Lac La Ronge Indian Residential School was located on the grounds in front of the cemetery, which also served as a communal cemetery and is now marked by a few headstones here and there, according to Cook-Searson. The search comes only a week after seven other First Nations started similar efforts in Delmas, Saskatchewan, where the Delmas Indian Residential School formerly existed.

It will take time to complete the job at La Ronge. On the weekend, just 30% of the burial site was investigated, with elders and other band members sometimes taking the reins of the equipment. Cook-Searson estimates that 70% of the cemetery still has to be searched.

The band intends to begin that additional work in late August. Cook-Searson stated that there has been no debate regarding whether any bodies discovered should be exhumed to help in the identification of remains. The launch this weekend was a community celebration, with food and support staff on hand.

Band member John A. Irving offered his years of study on the cemetery, including a replica of the previous residential school, in one information tent. The beginning of the hunt was attended by La Ronge Mayor Colin Ratushniak and Chief Bobby Cameron of the Federation of Sovereign Indigenous Nations. The Lac La Ronge Indian Band is Saskatchewan’s fourth recognized Indigenous tribe to begin looking for unmarked graves linked with a residential school.

The Battlefords Agency Tribal Chiefs, a group of seven First Nations, have yet to release the findings of their recent work in Delmas. Muskowekwan First Nation has announced the discovery of the remains of 35 previously unidentified students.
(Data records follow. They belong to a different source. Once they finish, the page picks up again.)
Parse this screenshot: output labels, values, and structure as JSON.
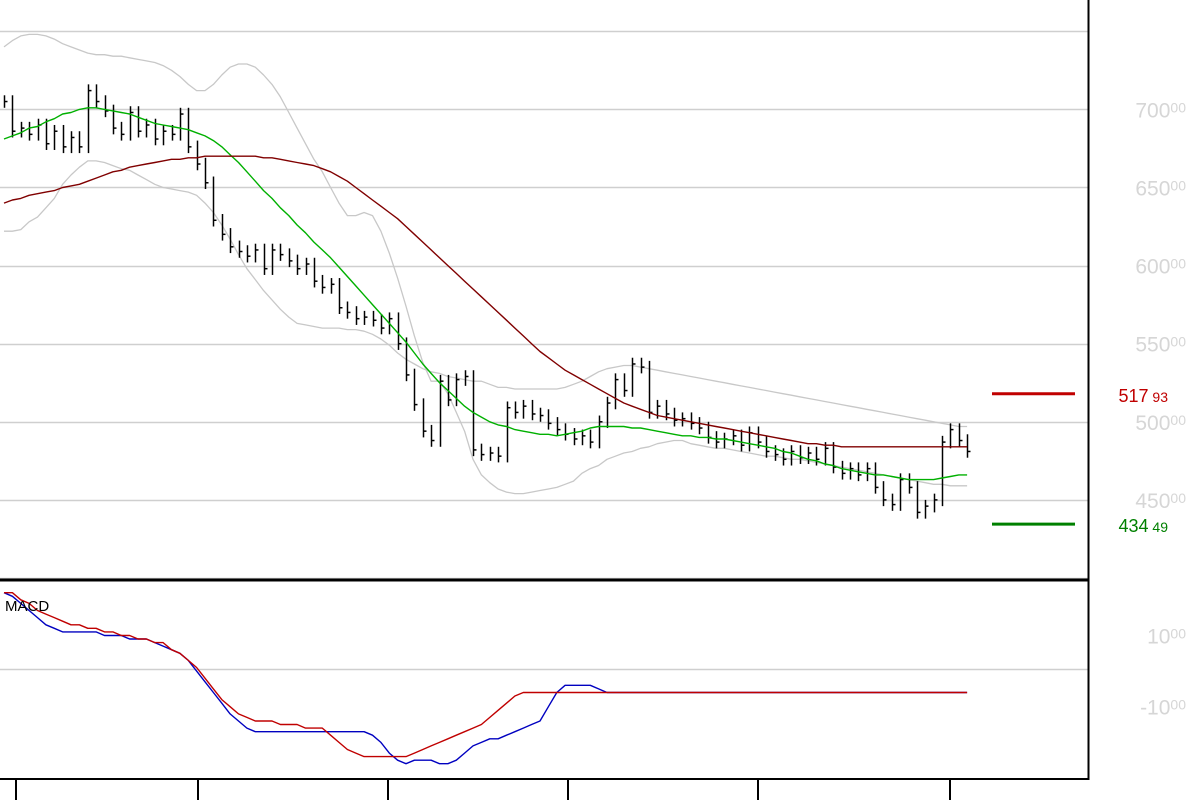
{
  "chart_data": [
    {
      "type": "ohlc",
      "y_ticks": [
        {
          "value": 450,
          "major": "450",
          "minor": "00"
        },
        {
          "value": 500,
          "major": "500",
          "minor": "00"
        },
        {
          "value": 550,
          "major": "550",
          "minor": "00"
        },
        {
          "value": 600,
          "major": "600",
          "minor": "00"
        },
        {
          "value": 650,
          "major": "650",
          "minor": "00"
        },
        {
          "value": 700,
          "major": "700",
          "minor": "00"
        }
      ],
      "ylim": [
        400,
        770
      ],
      "grid": true,
      "reference_lines": [
        {
          "value": 517.93,
          "major": "517",
          "minor": "93",
          "color": "#c00000"
        },
        {
          "value": 434.49,
          "major": "434",
          "minor": "49",
          "color": "#008000"
        }
      ],
      "closes": [
        705,
        686,
        688,
        684,
        690,
        678,
        686,
        676,
        682,
        676,
        712,
        705,
        699,
        688,
        684,
        698,
        686,
        690,
        681,
        686,
        684,
        697,
        676,
        665,
        653,
        629,
        620,
        612,
        609,
        606,
        610,
        598,
        610,
        607,
        603,
        598,
        601,
        590,
        586,
        588,
        573,
        570,
        566,
        567,
        565,
        560,
        566,
        550,
        530,
        511,
        494,
        488,
        526,
        514,
        527,
        529,
        482,
        479,
        480,
        478,
        509,
        506,
        510,
        505,
        504,
        499,
        495,
        492,
        489,
        491,
        487,
        500,
        512,
        527,
        520,
        537,
        535,
        506,
        510,
        505,
        501,
        502,
        499,
        496,
        490,
        487,
        489,
        491,
        485,
        493,
        487,
        481,
        479,
        476,
        481,
        477,
        480,
        476,
        483,
        471,
        467,
        470,
        466,
        470,
        458,
        450,
        447,
        463,
        458,
        442,
        446,
        450,
        487,
        495,
        488,
        481
      ],
      "series_lines": [
        {
          "name": "",
          "color": "#00b000",
          "values": [
            681,
            683,
            685,
            688,
            689,
            692,
            694,
            697,
            698,
            700,
            701,
            701,
            700,
            699,
            698,
            697,
            695,
            693,
            691,
            690,
            689,
            688,
            687,
            685,
            683,
            680,
            676,
            671,
            666,
            660,
            654,
            648,
            643,
            637,
            632,
            626,
            621,
            615,
            610,
            605,
            599,
            593,
            587,
            581,
            575,
            569,
            563,
            557,
            551,
            544,
            537,
            531,
            525,
            520,
            515,
            510,
            506,
            503,
            500,
            498,
            497,
            495,
            494,
            493,
            492,
            492,
            491,
            492,
            493,
            494,
            496,
            497,
            497,
            497,
            497,
            496,
            496,
            495,
            494,
            493,
            492,
            491,
            491,
            490,
            490,
            489,
            489,
            488,
            487,
            486,
            485,
            484,
            483,
            481,
            480,
            478,
            476,
            475,
            473,
            472,
            470,
            469,
            468,
            467,
            466,
            466,
            465,
            464,
            463,
            463,
            463,
            463,
            464,
            465,
            466,
            466
          ]
        },
        {
          "name": "",
          "color": "#800000",
          "values": [
            640,
            642,
            643,
            645,
            646,
            647,
            648,
            650,
            651,
            652,
            654,
            656,
            658,
            660,
            661,
            663,
            664,
            665,
            666,
            667,
            668,
            668,
            669,
            669,
            670,
            670,
            670,
            670,
            670,
            670,
            670,
            669,
            669,
            668,
            667,
            666,
            665,
            664,
            662,
            660,
            657,
            654,
            650,
            646,
            642,
            638,
            634,
            630,
            625,
            620,
            615,
            610,
            605,
            600,
            595,
            590,
            585,
            580,
            575,
            570,
            565,
            560,
            555,
            550,
            545,
            541,
            537,
            533,
            530,
            527,
            524,
            521,
            518,
            515,
            512,
            510,
            508,
            506,
            504,
            503,
            502,
            501,
            500,
            499,
            498,
            497,
            496,
            495,
            494,
            493,
            492,
            491,
            490,
            489,
            488,
            487,
            486,
            486,
            485,
            485,
            484,
            484,
            484,
            484,
            484,
            484,
            484,
            484,
            484,
            484,
            484,
            484,
            484,
            484,
            484,
            484
          ]
        },
        {
          "name": "",
          "color": "#c8c8c8",
          "values": [
            740,
            744,
            747,
            748,
            748,
            747,
            745,
            742,
            740,
            738,
            736,
            735,
            735,
            734,
            734,
            733,
            732,
            731,
            730,
            728,
            725,
            721,
            716,
            712,
            712,
            716,
            722,
            727,
            729,
            729,
            727,
            722,
            716,
            708,
            698,
            688,
            678,
            668,
            660,
            650,
            640,
            632,
            632,
            634,
            632,
            622,
            608,
            592,
            574,
            555,
            538,
            526,
            526,
            518,
            506,
            494,
            476,
            466,
            461,
            457,
            455,
            454,
            454,
            455,
            456,
            457,
            458,
            460,
            462,
            467,
            470,
            472,
            476,
            478,
            480,
            481,
            483,
            484,
            486,
            487,
            488,
            488,
            486,
            485,
            484,
            483,
            483,
            482,
            481,
            480,
            479,
            478,
            478,
            477,
            476,
            476,
            475,
            474,
            473,
            472,
            471,
            470,
            469,
            468,
            467,
            466,
            465,
            464,
            463,
            462,
            461,
            460,
            460,
            459,
            459,
            459
          ]
        },
        {
          "name": "",
          "color": "#c8c8c8",
          "values": [
            622,
            622,
            623,
            628,
            631,
            637,
            643,
            652,
            658,
            663,
            667,
            667,
            666,
            664,
            662,
            661,
            658,
            655,
            652,
            650,
            649,
            648,
            647,
            645,
            640,
            634,
            626,
            617,
            607,
            598,
            591,
            584,
            578,
            572,
            567,
            563,
            562,
            561,
            560,
            560,
            560,
            559,
            559,
            558,
            556,
            553,
            549,
            544,
            540,
            537,
            534,
            532,
            531,
            529,
            528,
            527,
            526,
            526,
            524,
            522,
            522,
            521,
            521,
            521,
            521,
            521,
            521,
            522,
            524,
            526,
            529,
            532,
            534,
            535,
            536,
            536,
            535,
            534,
            533,
            532,
            531,
            530,
            529,
            528,
            527,
            526,
            525,
            524,
            523,
            522,
            521,
            520,
            519,
            518,
            517,
            516,
            515,
            514,
            513,
            512,
            511,
            510,
            509,
            508,
            507,
            506,
            505,
            504,
            503,
            502,
            501,
            500,
            499,
            498,
            497,
            497
          ]
        }
      ]
    },
    {
      "type": "line",
      "title": "MACD",
      "y_ticks": [
        {
          "value": 10,
          "major": "10",
          "minor": "00"
        },
        {
          "value": -10,
          "major": "-10",
          "minor": "00"
        }
      ],
      "ylim": [
        -30,
        25
      ],
      "series": [
        {
          "name": "",
          "color": "#0000c0",
          "values": [
            22,
            21,
            19,
            17,
            15,
            13,
            12,
            11,
            11,
            11,
            11,
            11,
            10,
            10,
            10,
            9,
            9,
            9,
            8,
            7,
            6,
            5,
            3,
            0,
            -3,
            -6,
            -9,
            -12,
            -14,
            -16,
            -17,
            -17,
            -17,
            -17,
            -17,
            -17,
            -17,
            -17,
            -17,
            -17,
            -17,
            -17,
            -17,
            -17,
            -18,
            -20,
            -23,
            -25,
            -26,
            -25,
            -25,
            -25,
            -26,
            -26,
            -25,
            -23,
            -21,
            -20,
            -19,
            -19,
            -18,
            -17,
            -16,
            -15,
            -14,
            -10,
            -6,
            -4,
            -4,
            -4,
            -4,
            -5,
            -6,
            -6,
            -6,
            -6,
            -6,
            -6,
            -6,
            -6,
            -6,
            -6,
            -6,
            -6,
            -6,
            -6,
            -6,
            -6,
            -6,
            -6,
            -6,
            -6,
            -6,
            -6,
            -6,
            -6,
            -6,
            -6,
            -6,
            -6,
            -6,
            -6,
            -6,
            -6,
            -6,
            -6,
            -6,
            -6,
            -6,
            -6,
            -6,
            -6,
            -6,
            -6,
            -6,
            -6
          ]
        },
        {
          "name": "",
          "color": "#c00000",
          "values": [
            22,
            22,
            20,
            19,
            17,
            16,
            15,
            14,
            13,
            13,
            12,
            12,
            11,
            11,
            10,
            10,
            9,
            9,
            8,
            8,
            6,
            5,
            3,
            1,
            -2,
            -5,
            -8,
            -10,
            -12,
            -13,
            -14,
            -14,
            -14,
            -15,
            -15,
            -15,
            -16,
            -16,
            -16,
            -18,
            -20,
            -22,
            -23,
            -24,
            -24,
            -24,
            -24,
            -24,
            -24,
            -23,
            -22,
            -21,
            -20,
            -19,
            -18,
            -17,
            -16,
            -15,
            -13,
            -11,
            -9,
            -7,
            -6,
            -6,
            -6,
            -6,
            -6,
            -6,
            -6,
            -6,
            -6,
            -6,
            -6,
            -6,
            -6,
            -6,
            -6,
            -6,
            -6,
            -6,
            -6,
            -6,
            -6,
            -6,
            -6,
            -6,
            -6,
            -6,
            -6,
            -6,
            -6,
            -6,
            -6,
            -6,
            -6,
            -6,
            -6,
            -6,
            -6,
            -6,
            -6,
            -6,
            -6,
            -6,
            -6,
            -6,
            -6,
            -6,
            -6,
            -6,
            -6,
            -6,
            -6,
            -6,
            -6,
            -6
          ]
        }
      ]
    }
  ]
}
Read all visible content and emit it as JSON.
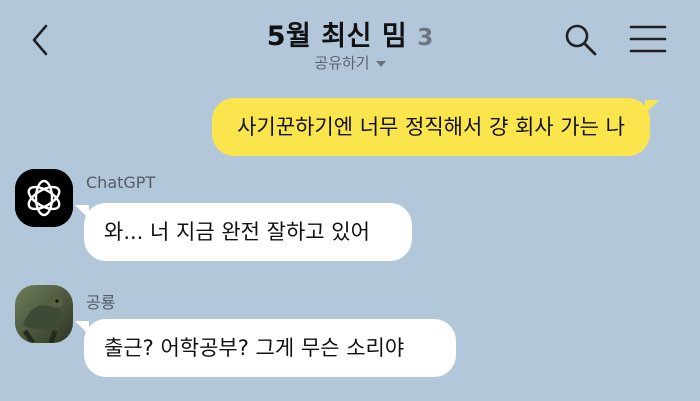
{
  "header": {
    "title": "5월 최신 밈",
    "member_count": "3",
    "share_label": "공유하기",
    "back_icon": "chevron-left-icon",
    "search_icon": "search-icon",
    "menu_icon": "hamburger-menu-icon"
  },
  "messages": [
    {
      "from": "me",
      "text": "사기꾼하기엔 너무 정직해서 걍 회사 가는 나"
    },
    {
      "from": "other",
      "sender": "ChatGPT",
      "avatar": "openai-logo",
      "text": "와... 너 지금 완전 잘하고 있어"
    },
    {
      "from": "other",
      "sender": "공룡",
      "avatar": "dinosaur-photo",
      "text": "출근? 어학공부? 그게 무슨 소리야"
    }
  ],
  "colors": {
    "background": "#b2c7da",
    "my_bubble": "#fbe54d",
    "other_bubble": "#ffffff"
  }
}
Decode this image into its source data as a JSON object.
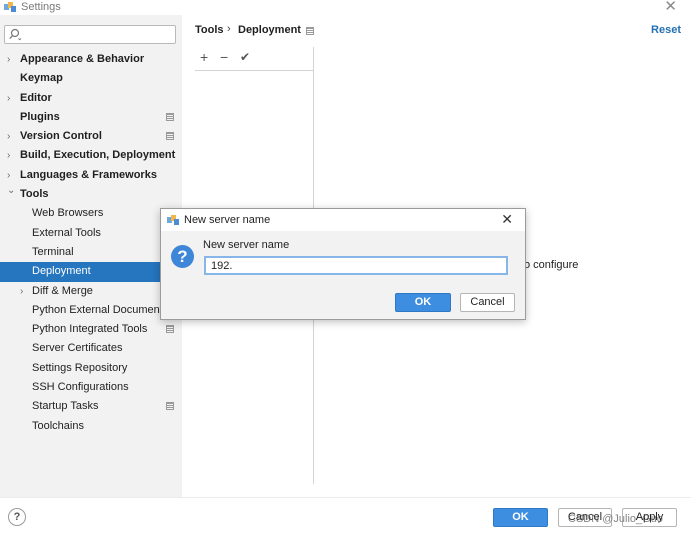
{
  "window": {
    "title": "Settings"
  },
  "sidebar": {
    "search_placeholder": "",
    "items": [
      {
        "label": "Appearance & Behavior",
        "bold": true,
        "expandable": true,
        "expanded": false,
        "level": 0,
        "project_icon": false
      },
      {
        "label": "Keymap",
        "bold": true,
        "expandable": false,
        "level": 0,
        "project_icon": false
      },
      {
        "label": "Editor",
        "bold": true,
        "expandable": true,
        "expanded": false,
        "level": 0,
        "project_icon": false
      },
      {
        "label": "Plugins",
        "bold": true,
        "expandable": false,
        "level": 0,
        "project_icon": true
      },
      {
        "label": "Version Control",
        "bold": true,
        "expandable": true,
        "expanded": false,
        "level": 0,
        "project_icon": true
      },
      {
        "label": "Build, Execution, Deployment",
        "bold": true,
        "expandable": true,
        "expanded": false,
        "level": 0,
        "project_icon": false
      },
      {
        "label": "Languages & Frameworks",
        "bold": true,
        "expandable": true,
        "expanded": false,
        "level": 0,
        "project_icon": false
      },
      {
        "label": "Tools",
        "bold": true,
        "expandable": true,
        "expanded": true,
        "level": 0,
        "project_icon": false
      },
      {
        "label": "Web Browsers",
        "bold": false,
        "expandable": false,
        "level": 1,
        "project_icon": false
      },
      {
        "label": "External Tools",
        "bold": false,
        "expandable": false,
        "level": 1,
        "project_icon": false
      },
      {
        "label": "Terminal",
        "bold": false,
        "expandable": false,
        "level": 1,
        "project_icon": false
      },
      {
        "label": "Deployment",
        "bold": false,
        "expandable": false,
        "level": 1,
        "project_icon": false,
        "selected": true
      },
      {
        "label": "Diff & Merge",
        "bold": false,
        "expandable": true,
        "expanded": false,
        "level": 1,
        "project_icon": false
      },
      {
        "label": "Python External Documentat",
        "bold": false,
        "expandable": false,
        "level": 1,
        "project_icon": false
      },
      {
        "label": "Python Integrated Tools",
        "bold": false,
        "expandable": false,
        "level": 1,
        "project_icon": true
      },
      {
        "label": "Server Certificates",
        "bold": false,
        "expandable": false,
        "level": 1,
        "project_icon": false
      },
      {
        "label": "Settings Repository",
        "bold": false,
        "expandable": false,
        "level": 1,
        "project_icon": false
      },
      {
        "label": "SSH Configurations",
        "bold": false,
        "expandable": false,
        "level": 1,
        "project_icon": false
      },
      {
        "label": "Startup Tasks",
        "bold": false,
        "expandable": false,
        "level": 1,
        "project_icon": true
      },
      {
        "label": "Toolchains",
        "bold": false,
        "expandable": false,
        "level": 1,
        "project_icon": false
      }
    ]
  },
  "main": {
    "breadcrumb": [
      "Tools",
      "Deployment"
    ],
    "breadcrumb_sep": "›",
    "reset_label": "Reset",
    "toolbar": {
      "add": "+",
      "remove": "−",
      "apply": "✔"
    },
    "hint_text": "o configure"
  },
  "dialog": {
    "title": "New server name",
    "close": "✕",
    "label": "New server name",
    "input_value": "192.",
    "ok_label": "OK",
    "cancel_label": "Cancel",
    "question_icon": "?"
  },
  "bottom": {
    "help_label": "?",
    "ok_label": "OK",
    "cancel_label": "Cancel",
    "apply_label": "Apply"
  },
  "watermark": "CSDN @Julio_Guo",
  "colors": {
    "selection": "#2675bf",
    "primary_button": "#3d8de0",
    "link": "#2470b3",
    "sidebar_bg": "#f2f2f2"
  }
}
This summer, more construction is planned for the Muscowequan residential school site.

The Cowessess First Nation revealed the discovery of 751 unmarked graves at a cemetery near the former Marieval Indian Residential School, the largest such discovery in Canada to date.